■ ACTIVITY:
Where an entry holds an image, leave the image out; otherwise reproduce the entry exactly.

■ EXERCISE DATA:
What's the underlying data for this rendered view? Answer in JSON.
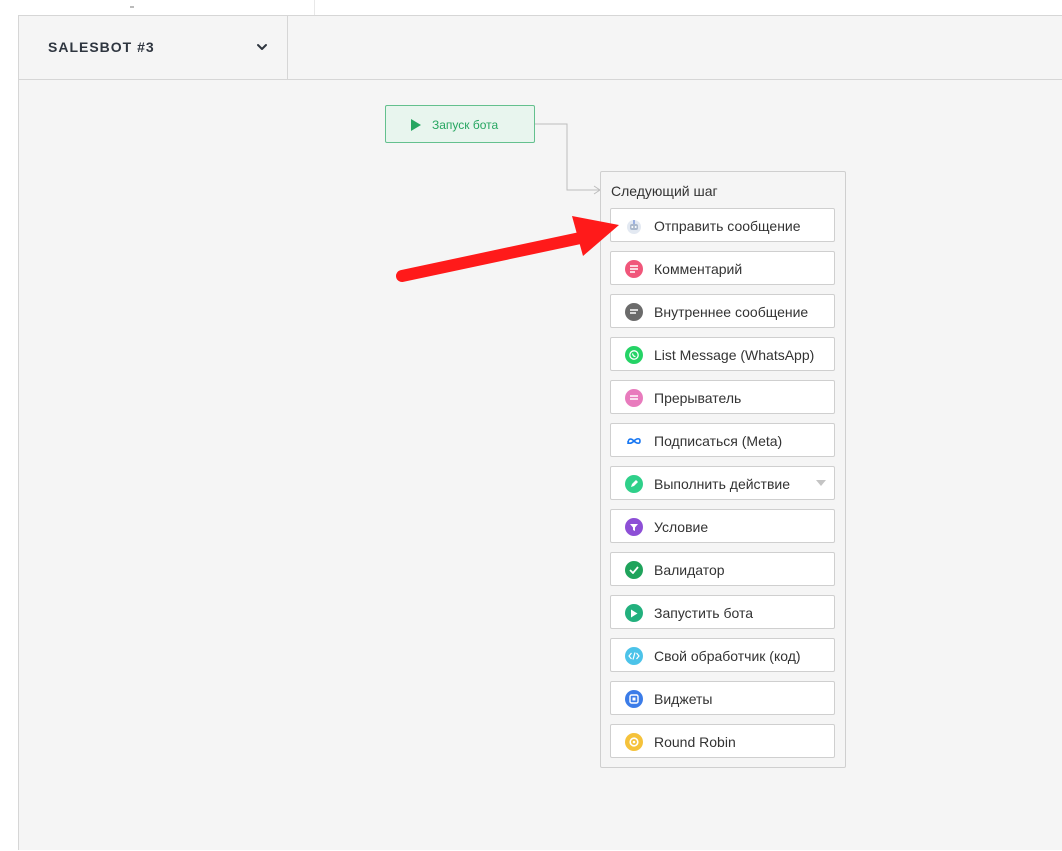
{
  "header": {
    "bot_name": "SALESBOT #3"
  },
  "start_node": {
    "label": "Запуск бота"
  },
  "next_step": {
    "title": "Следующий шаг",
    "options": [
      {
        "label": "Отправить сообщение",
        "icon": "robot-icon",
        "color": "#aab8cc"
      },
      {
        "label": "Комментарий",
        "icon": "comment-icon",
        "color": "#f0567a"
      },
      {
        "label": "Внутреннее сообщение",
        "icon": "internal-message-icon",
        "color": "#6b6b6b"
      },
      {
        "label": "List Message (WhatsApp)",
        "icon": "whatsapp-icon",
        "color": "#25d366"
      },
      {
        "label": "Прерыватель",
        "icon": "breaker-icon",
        "color": "#e87bbd"
      },
      {
        "label": "Подписаться (Meta)",
        "icon": "meta-icon",
        "color": "#1877f2"
      },
      {
        "label": "Выполнить действие",
        "icon": "pencil-icon",
        "color": "#2fd08a",
        "has_dropdown": true
      },
      {
        "label": "Условие",
        "icon": "filter-icon",
        "color": "#8d4fd6"
      },
      {
        "label": "Валидатор",
        "icon": "check-icon",
        "color": "#1fa35b"
      },
      {
        "label": "Запустить бота",
        "icon": "play-icon",
        "color": "#22b07d"
      },
      {
        "label": "Свой обработчик (код)",
        "icon": "code-icon",
        "color": "#4cc3e9"
      },
      {
        "label": "Виджеты",
        "icon": "widget-icon",
        "color": "#3b7ce8"
      },
      {
        "label": "Round Robin",
        "icon": "round-robin-icon",
        "color": "#f5c23b"
      }
    ]
  },
  "annotation": {
    "arrow_color": "#ff1a1a"
  }
}
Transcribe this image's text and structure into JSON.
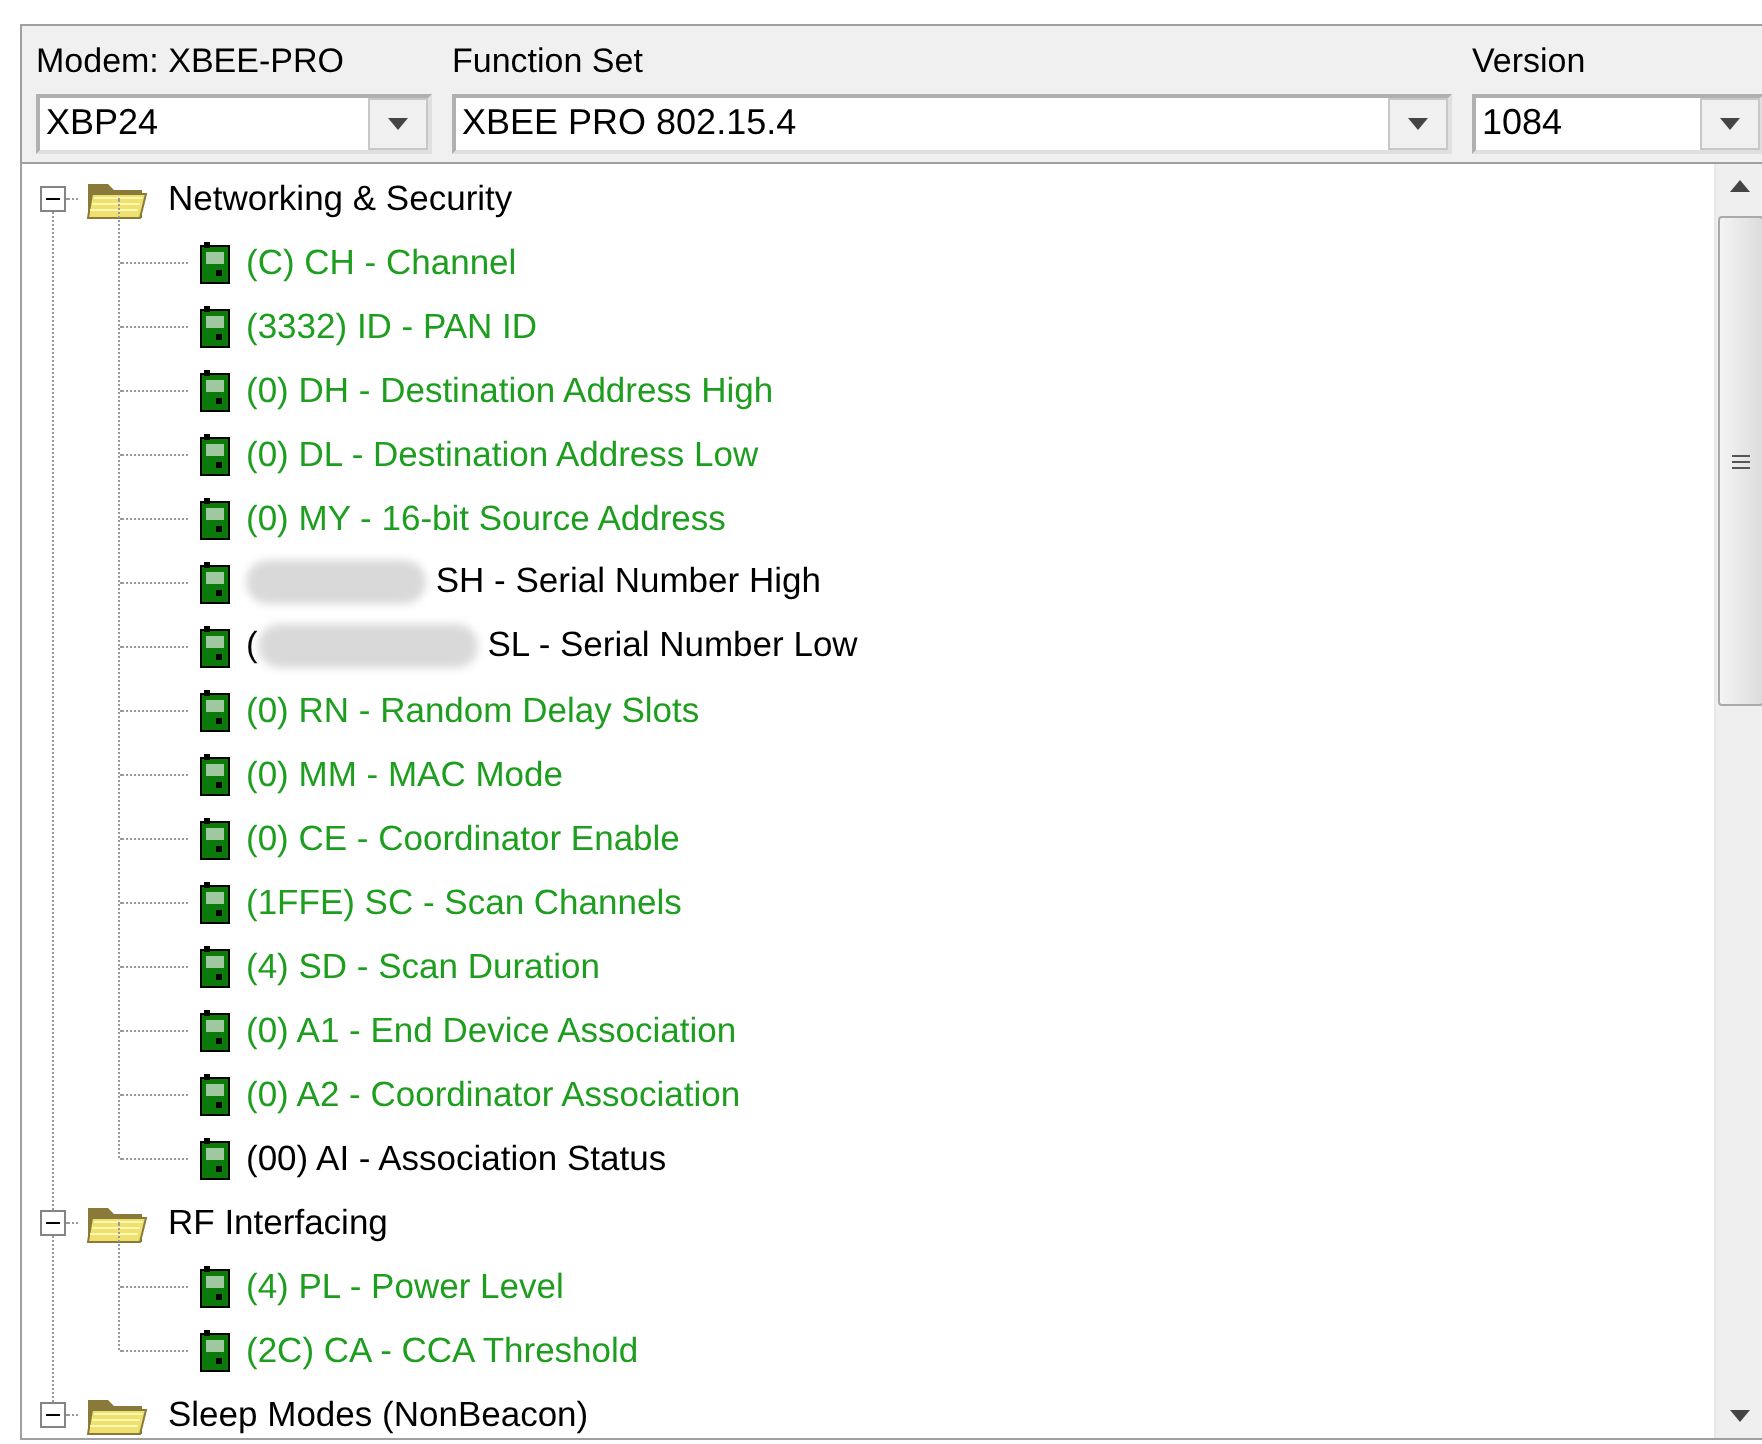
{
  "header": {
    "modem_label": "Modem: XBEE-PRO",
    "function_set_label": "Function Set",
    "version_label": "Version",
    "modem": {
      "value": "XBP24"
    },
    "function_set": {
      "value": "XBEE PRO 802.15.4"
    },
    "version": {
      "value": "1084"
    }
  },
  "tree": [
    {
      "label": "Networking & Security",
      "expanded": true,
      "children": [
        {
          "label": "(C) CH - Channel",
          "color": "#1e9e1e"
        },
        {
          "label": "(3332) ID - PAN ID",
          "color": "#1e9e1e"
        },
        {
          "label": "(0) DH - Destination Address High",
          "color": "#1e9e1e"
        },
        {
          "label": "(0) DL - Destination Address Low",
          "color": "#1e9e1e"
        },
        {
          "label": "(0) MY - 16-bit Source Address",
          "color": "#1e9e1e"
        },
        {
          "label": "SH - Serial Number High",
          "color": "#000000",
          "redacted": true
        },
        {
          "prefix": "(",
          "label": "SL - Serial Number Low",
          "color": "#000000",
          "redacted": true
        },
        {
          "label": "(0) RN - Random Delay Slots",
          "color": "#1e9e1e"
        },
        {
          "label": "(0) MM - MAC Mode",
          "color": "#1e9e1e"
        },
        {
          "label": "(0) CE - Coordinator Enable",
          "color": "#1e9e1e"
        },
        {
          "label": "(1FFE) SC - Scan Channels",
          "color": "#1e9e1e"
        },
        {
          "label": "(4) SD - Scan Duration",
          "color": "#1e9e1e"
        },
        {
          "label": "(0) A1 - End Device Association",
          "color": "#1e9e1e"
        },
        {
          "label": "(0) A2 - Coordinator Association",
          "color": "#1e9e1e"
        },
        {
          "label": "(00) AI - Association Status",
          "color": "#000000"
        }
      ]
    },
    {
      "label": "RF Interfacing",
      "expanded": true,
      "children": [
        {
          "label": "(4) PL - Power Level",
          "color": "#1e9e1e"
        },
        {
          "label": "(2C) CA - CCA Threshold",
          "color": "#1e9e1e"
        }
      ]
    },
    {
      "label": "Sleep Modes (NonBeacon)",
      "expanded": true
    }
  ]
}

■ TASK ANSWER:
What's the underlying data for this rendered view? Answer in JSON.
{
  "header": {
    "bot_name": "SALESBOT #3"
  },
  "start_node": {
    "label": "Запуск бота"
  },
  "next_step": {
    "title": "Следующий шаг",
    "options": [
      {
        "label": "Отправить сообщение",
        "icon": "robot-icon",
        "color": "#aab8cc"
      },
      {
        "label": "Комментарий",
        "icon": "comment-icon",
        "color": "#f0567a"
      },
      {
        "label": "Внутреннее сообщение",
        "icon": "internal-message-icon",
        "color": "#6b6b6b"
      },
      {
        "label": "List Message (WhatsApp)",
        "icon": "whatsapp-icon",
        "color": "#25d366"
      },
      {
        "label": "Прерыватель",
        "icon": "breaker-icon",
        "color": "#e87bbd"
      },
      {
        "label": "Подписаться (Meta)",
        "icon": "meta-icon",
        "color": "#1877f2"
      },
      {
        "label": "Выполнить действие",
        "icon": "pencil-icon",
        "color": "#2fd08a",
        "has_dropdown": true
      },
      {
        "label": "Условие",
        "icon": "filter-icon",
        "color": "#8d4fd6"
      },
      {
        "label": "Валидатор",
        "icon": "check-icon",
        "color": "#1fa35b"
      },
      {
        "label": "Запустить бота",
        "icon": "play-icon",
        "color": "#22b07d"
      },
      {
        "label": "Свой обработчик (код)",
        "icon": "code-icon",
        "color": "#4cc3e9"
      },
      {
        "label": "Виджеты",
        "icon": "widget-icon",
        "color": "#3b7ce8"
      },
      {
        "label": "Round Robin",
        "icon": "round-robin-icon",
        "color": "#f5c23b"
      }
    ]
  },
  "annotation": {
    "arrow_color": "#ff1a1a"
  }
}
Transcribe this image's text and structure into JSON.
{
  "header": {
    "modem_label": "Modem: XBEE-PRO",
    "function_set_label": "Function Set",
    "version_label": "Version",
    "modem": {
      "value": "XBP24"
    },
    "function_set": {
      "value": "XBEE PRO 802.15.4"
    },
    "version": {
      "value": "1084"
    }
  },
  "tree": [
    {
      "label": "Networking & Security",
      "expanded": true,
      "children": [
        {
          "label": "(C) CH - Channel",
          "color": "#1e9e1e"
        },
        {
          "label": "(3332) ID - PAN ID",
          "color": "#1e9e1e"
        },
        {
          "label": "(0) DH - Destination Address High",
          "color": "#1e9e1e"
        },
        {
          "label": "(0) DL - Destination Address Low",
          "color": "#1e9e1e"
        },
        {
          "label": "(0) MY - 16-bit Source Address",
          "color": "#1e9e1e"
        },
        {
          "label": "SH - Serial Number High",
          "color": "#000000",
          "redacted": true
        },
        {
          "prefix": "(",
          "label": "SL - Serial Number Low",
          "color": "#000000",
          "redacted": true
        },
        {
          "label": "(0) RN - Random Delay Slots",
          "color": "#1e9e1e"
        },
        {
          "label": "(0) MM - MAC Mode",
          "color": "#1e9e1e"
        },
        {
          "label": "(0) CE - Coordinator Enable",
          "color": "#1e9e1e"
        },
        {
          "label": "(1FFE) SC - Scan Channels",
          "color": "#1e9e1e"
        },
        {
          "label": "(4) SD - Scan Duration",
          "color": "#1e9e1e"
        },
        {
          "label": "(0) A1 - End Device Association",
          "color": "#1e9e1e"
        },
        {
          "label": "(0) A2 - Coordinator Association",
          "color": "#1e9e1e"
        },
        {
          "label": "(00) AI - Association Status",
          "color": "#000000"
        }
      ]
    },
    {
      "label": "RF Interfacing",
      "expanded": true,
      "children": [
        {
          "label": "(4) PL - Power Level",
          "color": "#1e9e1e"
        },
        {
          "label": "(2C) CA - CCA Threshold",
          "color": "#1e9e1e"
        }
      ]
    },
    {
      "label": "Sleep Modes (NonBeacon)",
      "expanded": true
    }
  ]
}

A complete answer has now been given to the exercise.